Attaching the equipment to the outside of the backpack
You’ll see a few backpackers who seem to have no way, no form, and no form of solitary stuff that fits in their backpack because it has to be a place out. Although this looks, ridiculous but can lead to reliability problems especially when climbing with a backpack. Sharp things that could damage the inside of your backpack should be directed outward. This can include things, such as trekking shafts. In addition, a few things like dozing pads are common in order to go outside. When you are together, remember that during the day you probably need to get to the things inside the pack.
Organizing the materials to be packed
The moving bed should reliably go into or onto the bottom of the backpack. By placing light, lumbering objects on the bottom of your backpack, you can better balance them by holding heavy objects on the top of the backpack. This also limits the checking of bulky things, so they are not in your way.
Pack garments and other lightweight equipment around essential items (such as a stove or climbing equipment) to protect them from slipping, as well as reduce noise and stress. This also distributes the weight more equitably between many overwhelming things and prevents them from moving and shifting during the journey.
Things that you need during the day should be stored at the highest point of the main compartment, the top bag, or the side pockets. In this way, you can quickly get to the bottom of things during the adventure and counteract the parity of your backpack. Things that you need quickly if you have the option of sleeping in the base camp should be kept at the highest point of your baggage, especially if you arrive late at night.
Less essential items

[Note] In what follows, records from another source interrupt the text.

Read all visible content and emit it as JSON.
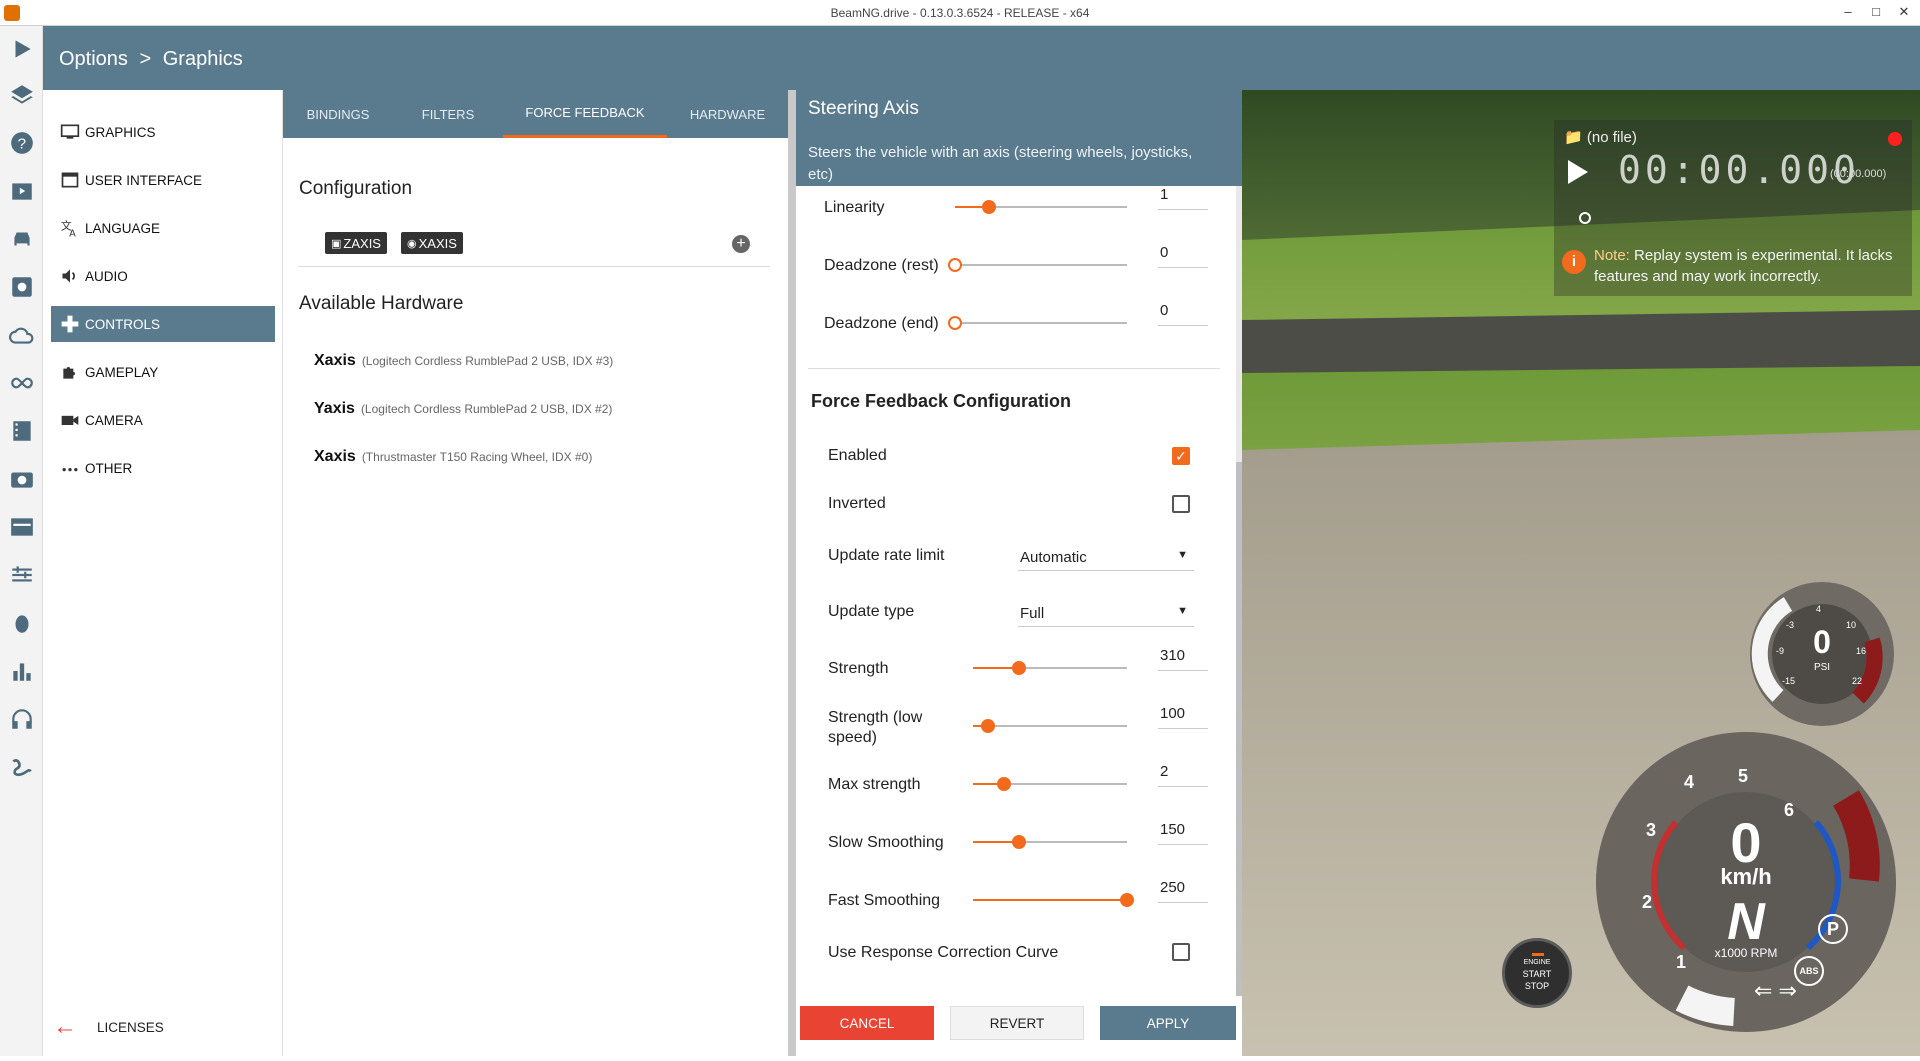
{
  "window": {
    "title": "BeamNG.drive - 0.13.0.3.6524 - RELEASE - x64"
  },
  "header": {
    "section": "Options",
    "separator": ">",
    "page": "Graphics"
  },
  "categories": [
    {
      "label": "GRAPHICS",
      "icon": "monitor-icon"
    },
    {
      "label": "USER INTERFACE",
      "icon": "window-icon"
    },
    {
      "label": "LANGUAGE",
      "icon": "translate-icon"
    },
    {
      "label": "AUDIO",
      "icon": "speaker-icon"
    },
    {
      "label": "CONTROLS",
      "icon": "gamepad-icon"
    },
    {
      "label": "GAMEPLAY",
      "icon": "puzzle-icon"
    },
    {
      "label": "CAMERA",
      "icon": "camera-icon"
    },
    {
      "label": "OTHER",
      "icon": "more-icon"
    }
  ],
  "licenses": {
    "label": "LICENSES"
  },
  "tabs": [
    "BINDINGS",
    "FILTERS",
    "FORCE FEEDBACK",
    "HARDWARE"
  ],
  "left": {
    "configuration_title": "Configuration",
    "bindings": [
      "ZAXIS",
      "XAXIS"
    ],
    "hardware_title": "Available Hardware",
    "hardware": [
      {
        "axis": "Xaxis",
        "device": "(Logitech Cordless RumblePad 2 USB, IDX #3)"
      },
      {
        "axis": "Yaxis",
        "device": "(Logitech Cordless RumblePad 2 USB, IDX #2)"
      },
      {
        "axis": "Xaxis",
        "device": "(Thrustmaster T150 Racing Wheel, IDX #0)"
      }
    ]
  },
  "right": {
    "title": "Steering Axis",
    "description": "Steers the vehicle with an axis (steering wheels, joysticks, etc)",
    "axis_settings": [
      {
        "label": "Linearity",
        "value": "1",
        "fraction": 0.2
      },
      {
        "label": "Deadzone (rest)",
        "value": "0",
        "fraction": 0.0
      },
      {
        "label": "Deadzone (end)",
        "value": "0",
        "fraction": 0.0
      }
    ],
    "ff_title": "Force Feedback Configuration",
    "enabled": {
      "label": "Enabled",
      "checked": true
    },
    "inverted": {
      "label": "Inverted",
      "checked": false
    },
    "update_rate": {
      "label": "Update rate limit",
      "value": "Automatic"
    },
    "update_type": {
      "label": "Update type",
      "value": "Full"
    },
    "ff_settings": [
      {
        "label": "Strength",
        "value": "310",
        "fraction": 0.3
      },
      {
        "label": "Strength (low speed)",
        "value": "100",
        "fraction": 0.1
      },
      {
        "label": "Max strength",
        "value": "2",
        "fraction": 0.2
      },
      {
        "label": "Slow Smoothing",
        "value": "150",
        "fraction": 0.3
      },
      {
        "label": "Fast Smoothing",
        "value": "250",
        "fraction": 1.0
      }
    ],
    "response_curve": {
      "label": "Use Response Correction Curve",
      "checked": false
    }
  },
  "footer": {
    "cancel": "CANCEL",
    "revert": "REVERT",
    "apply": "APPLY"
  },
  "game": {
    "replay": {
      "file": "(no file)",
      "time": "00:00.000",
      "time_small": "(00:00.000)",
      "note_label": "Note:",
      "note_text": "Replay system is experimental. It lacks features and may work incorrectly."
    },
    "turbo": {
      "value": "0",
      "unit": "PSI",
      "ticks": [
        "-3",
        "4",
        "10",
        "-9",
        "16",
        "-15",
        "22"
      ]
    },
    "speedo": {
      "speed": "0",
      "unit": "km/h",
      "gear": "N",
      "rpm_unit": "x1000 RPM",
      "rpm_ticks": [
        "1",
        "2",
        "3",
        "4",
        "5",
        "6"
      ],
      "abs": "ABS",
      "park": "P"
    },
    "engine_button": {
      "line1": "ENGINE",
      "line2": "START",
      "line3": "STOP"
    }
  },
  "colors": {
    "header": "#5a7b8e",
    "accent": "#f26b1d",
    "cancel": "#e94334"
  }
}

Foam padding and odd equipment (eg long tent poles) can be removed from the pack. Use matching ruffle marks, ice slip rings, or ski openings for these items. Strange valued things complicate the pressing and are best kept outside. Do not put overwhelming things like water containers or climbing accessories in pockets that are far from the back. Pay attention to weight distribution and access to all things, especially to water bottles that provide you with moisture. No matter how well your pack is clogged, throughout your adventure you’ll find that the eyelashes in your backpack are not exactly tailored to your size. This is a typical problem for people buying new backpacks. Change them all during your adventure until you’re satisfied with how it feels on your back.
Options for hydration
There are two possible outcomes here. Most of the more up-to-date packs are provided for the supply of drinking water. This is a nice choice. If not, use the outer pockets for more experienced Jerry can packs. That’s what people have been doing for a long time, and it will work well and well. As you continue your business, you will notice what things you can do without. When you transport your apparatus, inspiration comes to the fore for simplification. These tips should help you get started.
So just, be pragmatic when filling your backpack! It’s anything but design and after a few days, you do not mind that your clothes are dirty and you have not showered hot for seven days! Just make it simple by following the above tips.
Hi I’m nancy j. graves , a mother of 3 kids and the founder of babypointhub.com When I first became a mother, I was at loss for which strollers, diapers, car seat and carrier were the safest and best to buy for my kids. That’s why I created this site – to help other parents ease into the challenges of parenthood!